For every finite set of real numbers, $S =\{a_1,a_2,...,a_n\}$ which satisfies the condition of the problem, there corresponds a directed graph $G_S$ with the following construction:

Each element of $S$ is associated with a vertex in $G_S$, according to the rule that if $a_i \in S $ then $ V_i \in G_S$. A vertex $V_i \in G_S$ is connected to another vertex $V_k \in G_S$ by an edge $E_j$ if and only if $a_i + a_j = a_k$. Clearly, the existence of a closed cycle in $G_s$ with no repeat edges corresponds to a zero sum subset of $S$.

A useful fact, which I refer to as the "vertex replacement trick", is that if $V_i \rightarrow(E_j)\rightarrow V_k$, then by the defining property of $S$, we also have $V_j \rightarrow(E_i)\rightarrow V_k$.

I will say that a path $P$ is "well behaved" if no index of $S$ appears more than once in $P$, unless it occurs in an adjacent vertex/edge pair of the form $ \cdots \rightarrow V_i \rightarrow (E_i) \rightarrow \cdots$

Choose an arbitrary vertex $V_a \in G_S$, and choose an arbitrary incoming edge to $V_a$, say $E_b$. Then the initial path is:

$$P=V_c \rightarrow (E_b) \rightarrow V_a $$

Unless $0 \in S$, then every possible initial path is well behaved.

Add one vertex/edge pair to $P$, if $P$ is still well behaved then repeat until it is not. Due to the defining property of $S$, it's always possible to find another vertex to add to any given path, and since $S$ is finite, this process must eventually terminate.

$Claim:$ If $P$ is well behaved, but $P'=V_y \rightarrow (E_x) \rightarrow P$ is not, then $P'$ either contains a closed cycle with no repeat edges, or it can be transformed into one that does by applying the vertex replacement trick.

$Proof:$ If the index $x$ does not appear in $P$ but $y$ does, then we can use the vertex replacement trick to ensure that $V_y \in P$, and thus obtain a closed cycle, which by virtue of $P$ being well behaved, is guaranteed to have no repeat edges:

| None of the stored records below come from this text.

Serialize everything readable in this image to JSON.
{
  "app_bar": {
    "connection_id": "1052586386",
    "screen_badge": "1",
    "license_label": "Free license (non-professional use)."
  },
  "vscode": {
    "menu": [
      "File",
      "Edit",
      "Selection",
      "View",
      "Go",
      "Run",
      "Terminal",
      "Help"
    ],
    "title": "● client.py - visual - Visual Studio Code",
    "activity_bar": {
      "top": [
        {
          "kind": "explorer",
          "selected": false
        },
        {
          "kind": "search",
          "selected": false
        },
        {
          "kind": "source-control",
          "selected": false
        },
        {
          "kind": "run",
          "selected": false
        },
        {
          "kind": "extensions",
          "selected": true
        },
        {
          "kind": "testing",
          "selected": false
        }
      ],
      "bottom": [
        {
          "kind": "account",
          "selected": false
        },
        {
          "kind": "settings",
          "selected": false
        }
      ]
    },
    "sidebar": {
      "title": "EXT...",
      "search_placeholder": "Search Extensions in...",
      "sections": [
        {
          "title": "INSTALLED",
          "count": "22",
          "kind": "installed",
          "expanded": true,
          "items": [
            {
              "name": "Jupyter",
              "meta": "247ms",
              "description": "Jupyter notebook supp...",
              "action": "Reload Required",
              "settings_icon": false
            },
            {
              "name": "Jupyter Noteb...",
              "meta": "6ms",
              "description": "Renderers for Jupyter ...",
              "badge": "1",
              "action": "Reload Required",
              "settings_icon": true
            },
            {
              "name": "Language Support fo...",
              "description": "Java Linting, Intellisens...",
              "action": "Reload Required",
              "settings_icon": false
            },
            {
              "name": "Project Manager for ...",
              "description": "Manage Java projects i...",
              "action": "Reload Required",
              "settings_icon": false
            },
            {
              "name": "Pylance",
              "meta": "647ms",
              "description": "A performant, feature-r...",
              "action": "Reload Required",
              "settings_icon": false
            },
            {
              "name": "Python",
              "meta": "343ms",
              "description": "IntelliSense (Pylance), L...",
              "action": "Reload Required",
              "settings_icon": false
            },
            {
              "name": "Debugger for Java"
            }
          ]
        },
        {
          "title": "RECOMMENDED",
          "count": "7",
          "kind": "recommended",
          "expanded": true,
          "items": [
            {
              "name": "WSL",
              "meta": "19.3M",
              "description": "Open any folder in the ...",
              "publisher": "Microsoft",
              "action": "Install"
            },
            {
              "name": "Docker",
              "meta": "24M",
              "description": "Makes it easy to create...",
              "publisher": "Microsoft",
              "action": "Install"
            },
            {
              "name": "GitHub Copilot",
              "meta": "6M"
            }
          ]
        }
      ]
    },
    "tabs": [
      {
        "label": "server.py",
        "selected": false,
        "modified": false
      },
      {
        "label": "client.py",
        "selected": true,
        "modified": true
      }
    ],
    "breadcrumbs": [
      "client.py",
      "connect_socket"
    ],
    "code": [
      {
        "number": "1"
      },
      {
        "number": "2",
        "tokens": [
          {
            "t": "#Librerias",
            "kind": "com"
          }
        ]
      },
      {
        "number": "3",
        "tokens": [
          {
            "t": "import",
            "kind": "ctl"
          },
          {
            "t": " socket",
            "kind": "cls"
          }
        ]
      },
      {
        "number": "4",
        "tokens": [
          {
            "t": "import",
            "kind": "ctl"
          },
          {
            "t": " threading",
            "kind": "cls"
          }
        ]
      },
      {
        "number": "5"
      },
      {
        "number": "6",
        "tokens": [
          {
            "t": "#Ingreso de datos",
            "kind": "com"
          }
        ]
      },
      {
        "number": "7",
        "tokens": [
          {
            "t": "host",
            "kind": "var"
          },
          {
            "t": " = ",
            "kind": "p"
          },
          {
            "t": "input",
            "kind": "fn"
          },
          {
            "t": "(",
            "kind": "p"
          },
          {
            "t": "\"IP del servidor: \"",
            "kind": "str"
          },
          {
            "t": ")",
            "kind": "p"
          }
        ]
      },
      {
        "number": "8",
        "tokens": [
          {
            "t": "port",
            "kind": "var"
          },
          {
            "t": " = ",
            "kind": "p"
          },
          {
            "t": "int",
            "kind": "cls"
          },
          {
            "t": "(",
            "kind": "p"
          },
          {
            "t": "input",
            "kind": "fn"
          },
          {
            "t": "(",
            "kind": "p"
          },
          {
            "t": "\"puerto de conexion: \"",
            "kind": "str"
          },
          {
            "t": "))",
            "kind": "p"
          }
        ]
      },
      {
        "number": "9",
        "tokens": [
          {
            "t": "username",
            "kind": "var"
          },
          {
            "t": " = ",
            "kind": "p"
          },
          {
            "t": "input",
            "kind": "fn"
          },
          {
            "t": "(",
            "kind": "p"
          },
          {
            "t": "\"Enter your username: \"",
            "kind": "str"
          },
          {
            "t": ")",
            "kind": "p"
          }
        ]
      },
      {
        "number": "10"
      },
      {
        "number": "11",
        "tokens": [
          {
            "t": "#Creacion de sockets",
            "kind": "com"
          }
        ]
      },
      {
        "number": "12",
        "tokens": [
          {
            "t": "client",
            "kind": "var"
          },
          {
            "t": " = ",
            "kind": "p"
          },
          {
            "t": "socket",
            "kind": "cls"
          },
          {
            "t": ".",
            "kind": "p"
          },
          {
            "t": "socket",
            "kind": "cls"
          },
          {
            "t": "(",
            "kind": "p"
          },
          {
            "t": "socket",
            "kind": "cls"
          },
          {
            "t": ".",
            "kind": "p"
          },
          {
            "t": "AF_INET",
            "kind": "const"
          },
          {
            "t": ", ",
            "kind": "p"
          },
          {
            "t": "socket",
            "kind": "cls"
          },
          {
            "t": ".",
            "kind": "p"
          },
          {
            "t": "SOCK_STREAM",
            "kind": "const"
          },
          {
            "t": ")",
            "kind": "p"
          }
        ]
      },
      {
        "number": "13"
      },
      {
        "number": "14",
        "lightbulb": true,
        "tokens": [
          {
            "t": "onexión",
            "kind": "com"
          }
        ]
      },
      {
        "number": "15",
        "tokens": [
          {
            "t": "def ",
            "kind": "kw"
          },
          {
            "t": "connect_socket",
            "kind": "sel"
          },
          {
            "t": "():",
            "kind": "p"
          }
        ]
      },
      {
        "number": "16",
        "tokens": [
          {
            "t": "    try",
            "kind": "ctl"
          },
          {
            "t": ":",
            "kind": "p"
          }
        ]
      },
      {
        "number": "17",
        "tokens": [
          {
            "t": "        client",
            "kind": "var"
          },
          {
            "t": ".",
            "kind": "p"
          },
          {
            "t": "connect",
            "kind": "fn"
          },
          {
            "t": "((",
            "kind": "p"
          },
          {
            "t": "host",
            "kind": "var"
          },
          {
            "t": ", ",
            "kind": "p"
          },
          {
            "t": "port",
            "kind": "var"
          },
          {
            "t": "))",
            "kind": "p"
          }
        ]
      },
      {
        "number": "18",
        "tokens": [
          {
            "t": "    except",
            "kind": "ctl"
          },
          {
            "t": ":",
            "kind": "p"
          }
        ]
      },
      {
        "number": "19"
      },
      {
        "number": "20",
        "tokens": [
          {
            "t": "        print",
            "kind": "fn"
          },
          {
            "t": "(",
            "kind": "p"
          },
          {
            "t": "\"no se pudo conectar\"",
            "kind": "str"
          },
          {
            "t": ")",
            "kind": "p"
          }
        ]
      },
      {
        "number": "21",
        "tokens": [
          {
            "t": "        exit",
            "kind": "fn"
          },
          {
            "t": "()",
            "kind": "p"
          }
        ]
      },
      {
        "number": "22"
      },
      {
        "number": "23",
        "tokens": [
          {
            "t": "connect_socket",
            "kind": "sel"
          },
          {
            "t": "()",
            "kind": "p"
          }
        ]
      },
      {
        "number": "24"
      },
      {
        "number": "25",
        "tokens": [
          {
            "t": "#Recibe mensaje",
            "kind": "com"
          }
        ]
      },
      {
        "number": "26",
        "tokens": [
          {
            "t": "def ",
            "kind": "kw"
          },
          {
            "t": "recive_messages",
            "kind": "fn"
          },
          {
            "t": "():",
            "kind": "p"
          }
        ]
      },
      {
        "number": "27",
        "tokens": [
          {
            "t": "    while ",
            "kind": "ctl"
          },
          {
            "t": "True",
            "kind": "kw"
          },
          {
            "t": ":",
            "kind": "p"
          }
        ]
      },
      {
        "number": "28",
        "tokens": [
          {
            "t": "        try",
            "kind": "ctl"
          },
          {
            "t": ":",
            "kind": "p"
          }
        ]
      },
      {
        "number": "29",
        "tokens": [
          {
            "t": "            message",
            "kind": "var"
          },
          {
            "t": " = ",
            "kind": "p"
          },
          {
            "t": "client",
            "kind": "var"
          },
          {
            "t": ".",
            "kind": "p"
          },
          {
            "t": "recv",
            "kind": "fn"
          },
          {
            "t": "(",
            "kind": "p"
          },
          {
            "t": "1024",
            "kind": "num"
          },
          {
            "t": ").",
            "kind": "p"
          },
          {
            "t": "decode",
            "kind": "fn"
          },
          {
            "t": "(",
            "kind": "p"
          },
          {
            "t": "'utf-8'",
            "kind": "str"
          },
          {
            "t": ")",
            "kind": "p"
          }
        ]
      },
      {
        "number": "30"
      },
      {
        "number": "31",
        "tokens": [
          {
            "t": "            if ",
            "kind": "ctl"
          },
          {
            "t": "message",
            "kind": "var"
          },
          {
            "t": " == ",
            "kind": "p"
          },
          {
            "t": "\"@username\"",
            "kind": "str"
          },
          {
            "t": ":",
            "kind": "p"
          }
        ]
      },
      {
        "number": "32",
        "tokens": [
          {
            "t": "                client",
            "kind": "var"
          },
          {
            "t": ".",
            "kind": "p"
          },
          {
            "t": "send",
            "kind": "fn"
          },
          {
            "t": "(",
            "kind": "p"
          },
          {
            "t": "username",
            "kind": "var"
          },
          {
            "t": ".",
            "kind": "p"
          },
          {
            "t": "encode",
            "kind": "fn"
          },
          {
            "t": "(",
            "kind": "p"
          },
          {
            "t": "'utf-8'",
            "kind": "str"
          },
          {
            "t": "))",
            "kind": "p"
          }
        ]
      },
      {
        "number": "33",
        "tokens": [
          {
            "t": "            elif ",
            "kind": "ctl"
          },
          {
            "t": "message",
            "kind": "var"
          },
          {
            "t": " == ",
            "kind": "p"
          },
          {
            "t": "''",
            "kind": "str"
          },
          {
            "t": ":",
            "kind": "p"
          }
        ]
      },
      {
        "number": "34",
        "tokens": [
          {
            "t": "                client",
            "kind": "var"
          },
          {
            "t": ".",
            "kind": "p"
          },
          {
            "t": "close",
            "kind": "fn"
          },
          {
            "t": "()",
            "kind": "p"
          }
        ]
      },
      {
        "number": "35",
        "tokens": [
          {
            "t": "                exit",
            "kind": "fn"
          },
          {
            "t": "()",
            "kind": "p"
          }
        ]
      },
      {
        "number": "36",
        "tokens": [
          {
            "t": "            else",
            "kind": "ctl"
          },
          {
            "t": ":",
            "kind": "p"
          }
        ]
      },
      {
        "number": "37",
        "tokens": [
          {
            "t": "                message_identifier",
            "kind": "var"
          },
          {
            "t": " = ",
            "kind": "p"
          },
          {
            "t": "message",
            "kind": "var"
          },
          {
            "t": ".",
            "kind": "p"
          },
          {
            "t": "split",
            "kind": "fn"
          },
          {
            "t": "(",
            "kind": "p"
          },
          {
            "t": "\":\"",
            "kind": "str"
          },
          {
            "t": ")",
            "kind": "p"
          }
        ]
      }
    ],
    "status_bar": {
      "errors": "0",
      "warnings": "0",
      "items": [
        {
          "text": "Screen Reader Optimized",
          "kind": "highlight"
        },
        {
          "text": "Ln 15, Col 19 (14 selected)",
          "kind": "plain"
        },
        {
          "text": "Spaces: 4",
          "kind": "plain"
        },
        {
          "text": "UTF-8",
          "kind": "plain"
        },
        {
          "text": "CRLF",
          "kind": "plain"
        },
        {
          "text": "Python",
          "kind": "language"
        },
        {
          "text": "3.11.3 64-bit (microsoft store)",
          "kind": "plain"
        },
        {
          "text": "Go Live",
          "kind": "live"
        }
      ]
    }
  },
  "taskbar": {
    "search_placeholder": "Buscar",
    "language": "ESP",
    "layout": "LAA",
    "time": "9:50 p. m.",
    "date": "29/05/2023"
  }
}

$$V_y \rightarrow E_x \rightarrow \cdots \rightarrow V_y$$

If the index $y$ does not appear in $P$ but $x$ does, then similarly, we use the vertex replacement trick to obtain:

$$V_x \rightarrow E_y \rightarrow \cdots \rightarrow V_x$$

In the case that $x=y$, we obtain:

$$V_x \rightarrow E_x \rightarrow \cdots \rightarrow V_x$$

Otherwise, in the case that the indices $x$ and $y$ both appear in $P$, choose the element with index of $x$ or $y$ which occurs first in $P$, and if that element is an edge, turn it into a vertex using the trick. Then remove all the elements of $P$ which occur after that vertex, and return to one of the previous cases where only one of the indices appears in $P$.

EDIT: This is a massive update/rewrite of an unfinished answer of mine from years ago. My apologies if this makes the old comments no longer relevant.

`$a_i = a_j + a_k$`

restrict the vector`$(a_1, \dots, a_n)$`

to a linear subspace $L$ of $\mathbb{R}^n$. There are only $2^n-1$ conditions that a sum be 0, so each one is a hyperplane. If there is no solution then each such hyperplane intersected with $L$ is a hyperplane in that subspace. But the finite union of hyperplanes can't be the whole space, so there is some point with rational coordinates (since a hyperplane is closed -- the remaining set is open). $\endgroup$ – Victor Miller Mar 4 '10 at 14:29